Scout & Birdie
Scout & Birdie

My mother has screamed at me for calling myself white.
She locks eyes with me and lowers her voice to a volume that I truly, scientifically believe only indigenous mothers can reach she lets me fucking have it
I gave you ribbon dresses,
I showed you how the earth works,
I made you the best goddamn fry bread you’ve ever eaten,
And you call yourself white? You erase me, my mother tells me.

But my mother doesn’t understand that when people look at me the only thing in their heads is a theme song that sounds like...

Scoobity doo scoobity bow, she is fuckin white!

I am swimming through internalized racism and externalized appropriation
Dripping with mixed guilt
when I realize that the first time I felt truly native was not after they gave me my name or after I started to learned my language
It was after I dyed my hair black.
Shameful as it is
I could finally look in the mirror and see my mema, my mother, Iposi, Ishki.
Cheekbones high, hair jet black, eyes full of pride- I didn’t have that.
Instead I found myself apologizing for my college scholarships
Explaining my lineage to people like I was giving them a report for a middle school social studies class
Giving in and telling people the quantum of my blood when it became clear that just telling them I am a daughter of my tribe would not suffice.

I want my mother to understand

It’s not enough for me to go to the pow wows.
It’s not enough for me to learn the language.

When my skin- bred through the assimilation they force fed us- is too white now.
They bleached my culture away, and I’ve come out of the wash whiter than intended.

Except when my mother looks at me, she sees her mother
She sees sacrifice and growth and access to a future she didn’t have.
What your skin lacks in pigment it makes up for in stories, my mother tells me.
It’s not your job to reflect what they think you should look like, my mother tells me.
Our people walked the trail of tears so you don’t owe anyone shit, my mother tells me.

But my mother doesn’t understand that she married a white man and made a white baby.
That I walk through the world as a white baby.

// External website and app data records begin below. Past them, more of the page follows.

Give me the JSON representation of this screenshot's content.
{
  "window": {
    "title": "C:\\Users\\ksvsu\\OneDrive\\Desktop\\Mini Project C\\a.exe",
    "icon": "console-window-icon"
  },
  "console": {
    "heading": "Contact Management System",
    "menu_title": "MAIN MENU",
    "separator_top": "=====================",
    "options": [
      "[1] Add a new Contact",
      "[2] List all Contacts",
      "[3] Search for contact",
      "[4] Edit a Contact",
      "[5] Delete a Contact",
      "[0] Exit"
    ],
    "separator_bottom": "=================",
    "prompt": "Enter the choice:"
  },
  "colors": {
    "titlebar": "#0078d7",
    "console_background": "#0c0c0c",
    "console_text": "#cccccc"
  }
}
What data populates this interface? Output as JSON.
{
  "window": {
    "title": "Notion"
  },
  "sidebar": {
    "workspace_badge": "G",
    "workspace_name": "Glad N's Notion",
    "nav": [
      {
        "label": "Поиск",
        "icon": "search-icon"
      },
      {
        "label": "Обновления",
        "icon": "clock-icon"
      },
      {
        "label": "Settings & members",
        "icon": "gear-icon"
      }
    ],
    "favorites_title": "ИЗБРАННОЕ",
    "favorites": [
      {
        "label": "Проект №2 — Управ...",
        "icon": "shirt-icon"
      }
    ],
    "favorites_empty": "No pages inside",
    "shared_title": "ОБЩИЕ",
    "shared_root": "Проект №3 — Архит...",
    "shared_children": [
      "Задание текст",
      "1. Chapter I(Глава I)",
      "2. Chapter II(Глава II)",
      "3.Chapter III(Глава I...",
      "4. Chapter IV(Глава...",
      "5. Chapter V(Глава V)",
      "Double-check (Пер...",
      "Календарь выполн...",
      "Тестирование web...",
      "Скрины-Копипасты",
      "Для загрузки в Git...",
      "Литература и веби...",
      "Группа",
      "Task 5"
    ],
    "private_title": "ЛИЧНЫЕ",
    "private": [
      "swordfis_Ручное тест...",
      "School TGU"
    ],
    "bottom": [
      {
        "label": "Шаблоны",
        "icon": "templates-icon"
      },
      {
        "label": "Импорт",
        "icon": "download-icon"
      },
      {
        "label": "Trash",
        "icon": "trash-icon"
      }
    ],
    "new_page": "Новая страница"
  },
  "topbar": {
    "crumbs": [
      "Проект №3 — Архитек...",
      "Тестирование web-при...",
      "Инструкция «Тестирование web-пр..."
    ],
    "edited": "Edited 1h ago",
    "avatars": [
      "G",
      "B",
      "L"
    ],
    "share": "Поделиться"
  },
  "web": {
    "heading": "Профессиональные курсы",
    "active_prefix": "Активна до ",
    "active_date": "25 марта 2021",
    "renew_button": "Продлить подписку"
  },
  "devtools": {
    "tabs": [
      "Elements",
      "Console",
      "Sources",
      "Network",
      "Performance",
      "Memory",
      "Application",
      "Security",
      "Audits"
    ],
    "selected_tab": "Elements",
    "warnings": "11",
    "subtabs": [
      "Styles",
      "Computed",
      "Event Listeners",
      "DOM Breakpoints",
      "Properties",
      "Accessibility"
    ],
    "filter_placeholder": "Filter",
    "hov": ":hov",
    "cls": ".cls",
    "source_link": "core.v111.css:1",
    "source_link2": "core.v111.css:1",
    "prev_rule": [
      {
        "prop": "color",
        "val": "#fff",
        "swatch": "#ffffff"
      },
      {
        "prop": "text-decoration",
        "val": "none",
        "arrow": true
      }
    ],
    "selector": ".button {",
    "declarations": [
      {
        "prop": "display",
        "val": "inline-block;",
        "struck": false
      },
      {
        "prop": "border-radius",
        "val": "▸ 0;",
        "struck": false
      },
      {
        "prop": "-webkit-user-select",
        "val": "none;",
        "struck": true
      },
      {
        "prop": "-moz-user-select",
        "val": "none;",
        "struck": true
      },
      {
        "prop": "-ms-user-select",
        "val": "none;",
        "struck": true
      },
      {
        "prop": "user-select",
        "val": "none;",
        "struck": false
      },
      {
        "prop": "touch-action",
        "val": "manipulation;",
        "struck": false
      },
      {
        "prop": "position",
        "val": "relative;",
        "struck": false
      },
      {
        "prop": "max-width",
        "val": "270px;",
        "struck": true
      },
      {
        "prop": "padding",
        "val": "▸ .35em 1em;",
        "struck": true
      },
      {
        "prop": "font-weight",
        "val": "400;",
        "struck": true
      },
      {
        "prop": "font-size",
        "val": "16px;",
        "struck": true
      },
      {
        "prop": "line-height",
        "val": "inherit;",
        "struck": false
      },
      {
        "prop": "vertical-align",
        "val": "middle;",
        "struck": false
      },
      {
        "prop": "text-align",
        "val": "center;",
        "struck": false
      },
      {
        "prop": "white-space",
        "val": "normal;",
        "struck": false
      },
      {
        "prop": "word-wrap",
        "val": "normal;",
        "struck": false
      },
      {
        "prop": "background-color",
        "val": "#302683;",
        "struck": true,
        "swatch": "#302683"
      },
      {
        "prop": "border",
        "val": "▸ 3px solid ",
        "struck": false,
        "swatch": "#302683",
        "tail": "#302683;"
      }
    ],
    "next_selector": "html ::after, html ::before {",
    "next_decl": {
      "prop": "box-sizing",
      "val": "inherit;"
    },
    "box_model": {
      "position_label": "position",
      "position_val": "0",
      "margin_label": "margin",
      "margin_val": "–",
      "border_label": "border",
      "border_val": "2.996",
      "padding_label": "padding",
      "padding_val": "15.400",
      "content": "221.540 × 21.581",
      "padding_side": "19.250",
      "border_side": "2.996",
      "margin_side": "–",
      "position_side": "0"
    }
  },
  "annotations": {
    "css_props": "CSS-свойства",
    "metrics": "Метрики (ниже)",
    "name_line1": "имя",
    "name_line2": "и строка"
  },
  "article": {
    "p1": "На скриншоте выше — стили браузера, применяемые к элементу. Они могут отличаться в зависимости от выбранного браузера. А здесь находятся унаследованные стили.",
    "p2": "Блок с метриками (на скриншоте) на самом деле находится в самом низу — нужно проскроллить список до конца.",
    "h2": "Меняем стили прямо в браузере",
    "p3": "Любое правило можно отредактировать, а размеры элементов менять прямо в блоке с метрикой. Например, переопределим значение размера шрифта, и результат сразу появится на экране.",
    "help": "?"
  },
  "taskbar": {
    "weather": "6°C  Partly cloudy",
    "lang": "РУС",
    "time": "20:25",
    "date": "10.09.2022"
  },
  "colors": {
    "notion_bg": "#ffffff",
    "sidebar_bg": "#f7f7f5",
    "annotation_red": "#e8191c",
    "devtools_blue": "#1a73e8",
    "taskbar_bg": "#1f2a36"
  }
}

Carrying the learned trauma of centuries of oppression and assimilation I may be- but still a white baby.

It doesn’t matter, my mother tells me.
The blood of the matriarch is what defines you, my mother tells me.
I made you, my mother tells me.

But I
Got my father’s eyes
And my father’s nose
And my father’s skin
And my father’s privilege

And i’m growing into it
Learning how to use it

So I can be the daughter my mother wants me to be.